─── Material for the task

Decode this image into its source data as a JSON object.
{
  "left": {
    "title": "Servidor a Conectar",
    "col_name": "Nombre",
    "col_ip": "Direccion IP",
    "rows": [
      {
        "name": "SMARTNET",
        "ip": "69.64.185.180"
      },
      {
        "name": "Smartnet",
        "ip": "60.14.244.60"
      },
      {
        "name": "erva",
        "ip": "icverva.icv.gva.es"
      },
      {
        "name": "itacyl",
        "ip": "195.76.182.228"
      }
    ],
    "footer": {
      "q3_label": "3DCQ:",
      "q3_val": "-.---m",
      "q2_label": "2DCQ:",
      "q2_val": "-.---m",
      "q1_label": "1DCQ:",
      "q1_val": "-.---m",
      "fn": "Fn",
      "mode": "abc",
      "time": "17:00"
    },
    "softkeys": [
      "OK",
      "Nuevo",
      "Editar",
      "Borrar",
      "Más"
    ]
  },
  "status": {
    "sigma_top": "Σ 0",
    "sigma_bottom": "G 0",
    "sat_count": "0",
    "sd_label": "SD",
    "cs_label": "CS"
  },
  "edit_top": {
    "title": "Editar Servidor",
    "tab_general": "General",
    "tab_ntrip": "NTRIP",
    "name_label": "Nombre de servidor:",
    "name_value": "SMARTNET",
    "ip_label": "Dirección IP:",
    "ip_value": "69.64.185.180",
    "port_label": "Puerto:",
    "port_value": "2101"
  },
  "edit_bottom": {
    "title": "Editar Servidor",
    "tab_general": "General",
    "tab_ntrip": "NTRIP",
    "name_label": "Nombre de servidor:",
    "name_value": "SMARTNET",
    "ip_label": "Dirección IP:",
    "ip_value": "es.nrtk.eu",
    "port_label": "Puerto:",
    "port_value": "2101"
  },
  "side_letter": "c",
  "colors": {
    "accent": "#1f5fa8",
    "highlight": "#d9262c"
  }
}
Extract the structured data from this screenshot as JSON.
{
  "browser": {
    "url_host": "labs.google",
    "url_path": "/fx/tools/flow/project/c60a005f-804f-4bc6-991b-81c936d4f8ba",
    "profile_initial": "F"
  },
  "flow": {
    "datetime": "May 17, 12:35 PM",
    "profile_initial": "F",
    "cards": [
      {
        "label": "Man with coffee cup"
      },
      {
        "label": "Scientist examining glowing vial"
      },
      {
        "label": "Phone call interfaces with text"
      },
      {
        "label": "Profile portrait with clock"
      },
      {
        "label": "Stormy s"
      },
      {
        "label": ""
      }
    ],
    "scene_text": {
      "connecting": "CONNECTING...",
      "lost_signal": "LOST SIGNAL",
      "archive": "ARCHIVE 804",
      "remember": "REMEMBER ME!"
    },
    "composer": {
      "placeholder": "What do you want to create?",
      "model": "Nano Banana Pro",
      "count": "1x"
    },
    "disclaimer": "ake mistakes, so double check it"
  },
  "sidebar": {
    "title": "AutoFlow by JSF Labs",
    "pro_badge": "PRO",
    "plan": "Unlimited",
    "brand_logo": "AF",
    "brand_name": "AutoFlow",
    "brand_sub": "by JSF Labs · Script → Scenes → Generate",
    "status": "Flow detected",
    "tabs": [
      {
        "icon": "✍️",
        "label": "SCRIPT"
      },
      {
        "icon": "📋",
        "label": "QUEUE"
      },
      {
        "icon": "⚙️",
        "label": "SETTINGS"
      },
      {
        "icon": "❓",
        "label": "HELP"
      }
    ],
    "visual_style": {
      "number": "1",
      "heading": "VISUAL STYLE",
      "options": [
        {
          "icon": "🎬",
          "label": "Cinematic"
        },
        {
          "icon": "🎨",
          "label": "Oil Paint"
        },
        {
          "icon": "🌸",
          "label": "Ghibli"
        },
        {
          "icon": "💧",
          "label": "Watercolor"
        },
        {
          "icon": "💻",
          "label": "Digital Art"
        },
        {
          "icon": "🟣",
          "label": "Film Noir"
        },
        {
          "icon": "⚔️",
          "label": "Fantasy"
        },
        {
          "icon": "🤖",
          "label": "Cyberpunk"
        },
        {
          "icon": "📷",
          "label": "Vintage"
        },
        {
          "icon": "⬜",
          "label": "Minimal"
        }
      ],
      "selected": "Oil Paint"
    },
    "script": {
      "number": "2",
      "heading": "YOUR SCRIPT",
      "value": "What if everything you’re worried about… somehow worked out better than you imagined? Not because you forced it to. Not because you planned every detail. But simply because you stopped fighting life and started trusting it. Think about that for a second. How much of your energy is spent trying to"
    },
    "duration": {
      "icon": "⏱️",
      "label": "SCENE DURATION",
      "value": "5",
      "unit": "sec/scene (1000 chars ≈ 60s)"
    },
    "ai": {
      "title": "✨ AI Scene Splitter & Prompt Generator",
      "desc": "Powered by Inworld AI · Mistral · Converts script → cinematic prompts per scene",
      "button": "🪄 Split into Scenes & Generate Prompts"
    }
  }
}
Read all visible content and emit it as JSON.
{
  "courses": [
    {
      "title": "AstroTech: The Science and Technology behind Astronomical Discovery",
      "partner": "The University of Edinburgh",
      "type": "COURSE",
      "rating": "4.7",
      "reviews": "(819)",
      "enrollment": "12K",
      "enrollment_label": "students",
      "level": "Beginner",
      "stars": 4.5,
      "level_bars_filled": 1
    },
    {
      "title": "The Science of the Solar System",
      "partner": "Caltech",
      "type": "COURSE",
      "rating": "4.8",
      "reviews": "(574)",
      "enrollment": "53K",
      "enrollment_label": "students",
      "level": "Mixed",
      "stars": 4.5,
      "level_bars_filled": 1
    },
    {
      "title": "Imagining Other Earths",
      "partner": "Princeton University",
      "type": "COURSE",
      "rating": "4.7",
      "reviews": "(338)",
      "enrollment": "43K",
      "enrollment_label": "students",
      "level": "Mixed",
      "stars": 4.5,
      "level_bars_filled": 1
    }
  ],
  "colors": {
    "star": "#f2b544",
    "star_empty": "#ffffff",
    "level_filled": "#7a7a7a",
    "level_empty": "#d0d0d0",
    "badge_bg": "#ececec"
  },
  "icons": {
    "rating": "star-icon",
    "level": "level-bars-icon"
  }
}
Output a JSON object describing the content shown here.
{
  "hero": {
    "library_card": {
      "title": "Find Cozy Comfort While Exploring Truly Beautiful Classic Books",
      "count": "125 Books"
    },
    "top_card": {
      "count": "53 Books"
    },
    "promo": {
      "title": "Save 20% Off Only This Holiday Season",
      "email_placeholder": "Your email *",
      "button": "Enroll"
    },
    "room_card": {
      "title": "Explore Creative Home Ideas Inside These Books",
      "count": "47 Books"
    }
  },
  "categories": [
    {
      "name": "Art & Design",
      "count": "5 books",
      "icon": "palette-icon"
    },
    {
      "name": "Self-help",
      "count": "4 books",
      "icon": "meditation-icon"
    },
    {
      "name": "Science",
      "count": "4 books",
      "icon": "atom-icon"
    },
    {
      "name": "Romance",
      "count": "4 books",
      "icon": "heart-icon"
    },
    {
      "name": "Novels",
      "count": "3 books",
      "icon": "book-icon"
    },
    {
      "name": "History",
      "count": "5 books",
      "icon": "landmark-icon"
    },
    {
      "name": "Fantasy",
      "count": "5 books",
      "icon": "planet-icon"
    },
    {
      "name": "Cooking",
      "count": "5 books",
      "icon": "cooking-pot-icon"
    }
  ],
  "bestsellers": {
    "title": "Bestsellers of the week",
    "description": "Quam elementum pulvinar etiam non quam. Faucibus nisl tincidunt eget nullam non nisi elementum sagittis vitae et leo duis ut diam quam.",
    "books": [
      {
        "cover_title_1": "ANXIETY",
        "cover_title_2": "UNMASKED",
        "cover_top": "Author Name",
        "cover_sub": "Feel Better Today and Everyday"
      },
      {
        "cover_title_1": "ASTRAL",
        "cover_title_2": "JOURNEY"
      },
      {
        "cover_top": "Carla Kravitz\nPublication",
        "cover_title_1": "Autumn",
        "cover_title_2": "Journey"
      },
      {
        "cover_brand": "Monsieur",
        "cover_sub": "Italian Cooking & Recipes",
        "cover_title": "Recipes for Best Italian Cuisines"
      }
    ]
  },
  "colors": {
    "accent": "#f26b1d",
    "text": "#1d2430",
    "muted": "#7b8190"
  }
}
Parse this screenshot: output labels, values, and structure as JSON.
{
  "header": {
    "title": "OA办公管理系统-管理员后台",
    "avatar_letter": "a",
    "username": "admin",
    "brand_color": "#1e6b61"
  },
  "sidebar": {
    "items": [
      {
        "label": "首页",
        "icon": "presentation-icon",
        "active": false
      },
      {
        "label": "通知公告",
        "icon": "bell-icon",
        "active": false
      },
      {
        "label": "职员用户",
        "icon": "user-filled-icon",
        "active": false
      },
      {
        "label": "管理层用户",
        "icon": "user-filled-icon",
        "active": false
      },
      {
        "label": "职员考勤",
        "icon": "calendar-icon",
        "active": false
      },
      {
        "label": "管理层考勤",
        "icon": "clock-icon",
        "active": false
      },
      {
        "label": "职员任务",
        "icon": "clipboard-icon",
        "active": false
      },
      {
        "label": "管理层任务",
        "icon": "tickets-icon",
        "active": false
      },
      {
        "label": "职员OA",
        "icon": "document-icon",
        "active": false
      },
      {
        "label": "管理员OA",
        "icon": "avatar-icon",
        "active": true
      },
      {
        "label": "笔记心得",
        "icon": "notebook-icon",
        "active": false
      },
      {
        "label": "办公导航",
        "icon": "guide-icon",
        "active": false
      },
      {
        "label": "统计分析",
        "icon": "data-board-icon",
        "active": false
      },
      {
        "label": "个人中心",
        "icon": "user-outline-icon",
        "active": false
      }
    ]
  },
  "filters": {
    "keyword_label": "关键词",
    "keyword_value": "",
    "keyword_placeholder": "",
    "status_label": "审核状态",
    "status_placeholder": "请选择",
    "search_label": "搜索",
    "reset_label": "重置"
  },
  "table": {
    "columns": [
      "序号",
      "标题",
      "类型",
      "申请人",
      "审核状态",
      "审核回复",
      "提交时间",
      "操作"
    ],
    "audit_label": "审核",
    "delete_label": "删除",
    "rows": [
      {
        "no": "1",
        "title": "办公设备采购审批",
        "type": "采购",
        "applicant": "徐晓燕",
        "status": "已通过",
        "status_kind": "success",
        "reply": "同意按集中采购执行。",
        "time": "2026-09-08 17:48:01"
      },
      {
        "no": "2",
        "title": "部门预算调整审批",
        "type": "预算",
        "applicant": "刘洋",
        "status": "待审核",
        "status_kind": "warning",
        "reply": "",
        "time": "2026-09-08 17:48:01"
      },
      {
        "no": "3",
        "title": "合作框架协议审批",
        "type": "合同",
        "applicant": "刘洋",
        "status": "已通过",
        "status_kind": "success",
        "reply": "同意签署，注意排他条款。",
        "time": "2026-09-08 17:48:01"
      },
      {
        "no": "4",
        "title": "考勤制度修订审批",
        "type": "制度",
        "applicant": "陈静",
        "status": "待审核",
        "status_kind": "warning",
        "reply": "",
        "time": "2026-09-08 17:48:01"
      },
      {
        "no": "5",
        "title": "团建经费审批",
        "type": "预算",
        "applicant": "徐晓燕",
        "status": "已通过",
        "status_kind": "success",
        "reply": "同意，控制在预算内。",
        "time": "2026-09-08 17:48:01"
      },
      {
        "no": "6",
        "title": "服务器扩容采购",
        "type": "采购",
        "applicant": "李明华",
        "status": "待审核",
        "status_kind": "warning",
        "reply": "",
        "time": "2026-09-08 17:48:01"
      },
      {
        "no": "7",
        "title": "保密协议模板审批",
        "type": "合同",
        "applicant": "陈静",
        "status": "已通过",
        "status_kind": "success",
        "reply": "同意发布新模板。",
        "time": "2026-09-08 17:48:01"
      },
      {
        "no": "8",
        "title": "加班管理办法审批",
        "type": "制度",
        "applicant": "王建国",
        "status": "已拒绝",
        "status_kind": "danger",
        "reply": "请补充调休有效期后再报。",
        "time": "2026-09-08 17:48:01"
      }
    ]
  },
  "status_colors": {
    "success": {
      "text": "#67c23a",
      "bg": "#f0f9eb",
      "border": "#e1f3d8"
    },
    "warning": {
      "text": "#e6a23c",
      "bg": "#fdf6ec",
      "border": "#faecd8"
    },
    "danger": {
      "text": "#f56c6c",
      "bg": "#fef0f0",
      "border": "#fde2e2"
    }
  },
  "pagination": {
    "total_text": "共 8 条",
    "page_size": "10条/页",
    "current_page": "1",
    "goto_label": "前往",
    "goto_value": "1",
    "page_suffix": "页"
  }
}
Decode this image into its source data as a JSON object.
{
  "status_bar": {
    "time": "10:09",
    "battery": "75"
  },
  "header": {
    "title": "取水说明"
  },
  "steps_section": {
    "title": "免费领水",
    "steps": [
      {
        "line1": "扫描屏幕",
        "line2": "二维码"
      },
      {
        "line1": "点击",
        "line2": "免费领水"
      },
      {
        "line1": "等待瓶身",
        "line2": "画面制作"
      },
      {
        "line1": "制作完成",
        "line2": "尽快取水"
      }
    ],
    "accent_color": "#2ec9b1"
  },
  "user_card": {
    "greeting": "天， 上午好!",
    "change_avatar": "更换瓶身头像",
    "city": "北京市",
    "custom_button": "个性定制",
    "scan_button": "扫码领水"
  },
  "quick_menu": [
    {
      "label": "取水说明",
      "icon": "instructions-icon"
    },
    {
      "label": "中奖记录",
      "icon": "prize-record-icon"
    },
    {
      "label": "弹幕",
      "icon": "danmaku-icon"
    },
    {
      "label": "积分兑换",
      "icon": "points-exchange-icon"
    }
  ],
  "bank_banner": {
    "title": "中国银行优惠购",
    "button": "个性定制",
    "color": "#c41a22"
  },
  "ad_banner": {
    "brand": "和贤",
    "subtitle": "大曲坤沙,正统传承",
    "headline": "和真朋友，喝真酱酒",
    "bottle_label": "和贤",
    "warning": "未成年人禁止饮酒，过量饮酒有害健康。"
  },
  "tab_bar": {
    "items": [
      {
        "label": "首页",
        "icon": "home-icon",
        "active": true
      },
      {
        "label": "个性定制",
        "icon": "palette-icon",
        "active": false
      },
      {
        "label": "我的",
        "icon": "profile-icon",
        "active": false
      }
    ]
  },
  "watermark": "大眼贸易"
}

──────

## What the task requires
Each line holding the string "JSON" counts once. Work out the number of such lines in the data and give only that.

## Answer section
6